In autumn 2011 the Norwegian biotechnology company Bionor Pharma reported promising findings from one of its studies: HIV patients who received the firm’s vaccine Vacc-4x, were twice as likely to not need any medications for at least a year.
The overall objective of the research being carried out by Bionor Pharma and Professor Kvale’s group is to develop a therapeutic vaccine that boosts the body’s immune response to the HIV virus, reducing the viral load (the amount of active HIV in an infected person’s blood).
“Only a small proportion of the world’s HIV-positive people have access to treatment,” points out Birger SÃ¸rensen, Bionor Pharma’s head of vaccine development. “Our hope is that a therapeutic vaccine will be an effective treatment for HIV patients all over the world.”
“If the coming studies are also successful,” says Mr SÃ¸rensen, “we hope the vaccine will be on the market within a few years.”
Join us at the 12th annual World Vaccine Congress Washington in April to hear from Dr Maja Sommerfelt, the Senior VP & CSo of Bionor Pharma on the Vacc-4x.
Get your questions ready.
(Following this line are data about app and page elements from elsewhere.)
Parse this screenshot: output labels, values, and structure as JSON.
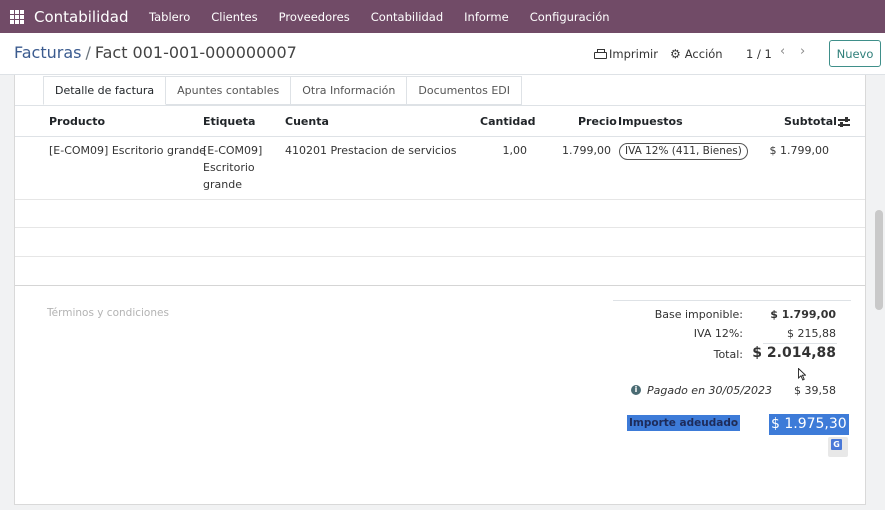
{
  "navbar": {
    "app_name": "Contabilidad",
    "menu": [
      "Tablero",
      "Clientes",
      "Proveedores",
      "Contabilidad",
      "Informe",
      "Configuración"
    ]
  },
  "breadcrumb": {
    "parent": "Facturas",
    "separator": "/",
    "current": "Fact 001-001-000000007"
  },
  "toolbar": {
    "print_label": "Imprimir",
    "action_label": "Acción",
    "pager": "1 / 1",
    "new_label": "Nuevo"
  },
  "tabs": [
    "Detalle de factura",
    "Apuntes contables",
    "Otra Información",
    "Documentos EDI"
  ],
  "table": {
    "headers": {
      "product": "Producto",
      "label": "Etiqueta",
      "account": "Cuenta",
      "quantity": "Cantidad",
      "price": "Precio",
      "taxes": "Impuestos",
      "subtotal": "Subtotal"
    },
    "rows": [
      {
        "product": "[E-COM09] Escritorio grande",
        "label_line1": "[E-COM09]",
        "label_line2": "Escritorio",
        "label_line3": "grande",
        "account": "410201 Prestacion de servicios",
        "quantity": "1,00",
        "price": "1.799,00",
        "tax": "IVA 12% (411, Bienes)",
        "subtotal": "$ 1.799,00"
      }
    ]
  },
  "terms_placeholder": "Términos y condiciones",
  "totals": {
    "base_label": "Base imponible:",
    "base_value": "$ 1.799,00",
    "iva_label": "IVA 12%:",
    "iva_value": "$ 215,88",
    "total_label": "Total:",
    "total_value": "$ 2.014,88",
    "paid_label": "Pagado en 30/05/2023",
    "paid_value": "$ 39,58",
    "due_label": "Importe adeudado",
    "due_colon": ":",
    "due_value": "$ 1.975,30"
  },
  "colors": {
    "navbar": "#714b67",
    "link": "#3b5b8f",
    "primary_outline": "#3f8f8a",
    "selection": "#3d7bd8"
  },
  "icons": [
    "apps-grid-icon",
    "printer-icon",
    "gear-icon",
    "chevron-left-icon",
    "chevron-right-icon",
    "column-settings-icon",
    "info-icon",
    "mouse-cursor-icon",
    "translate-icon"
  ]
}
Have a look at the rest of the program here.
Book your ticket now to avoid disappointment.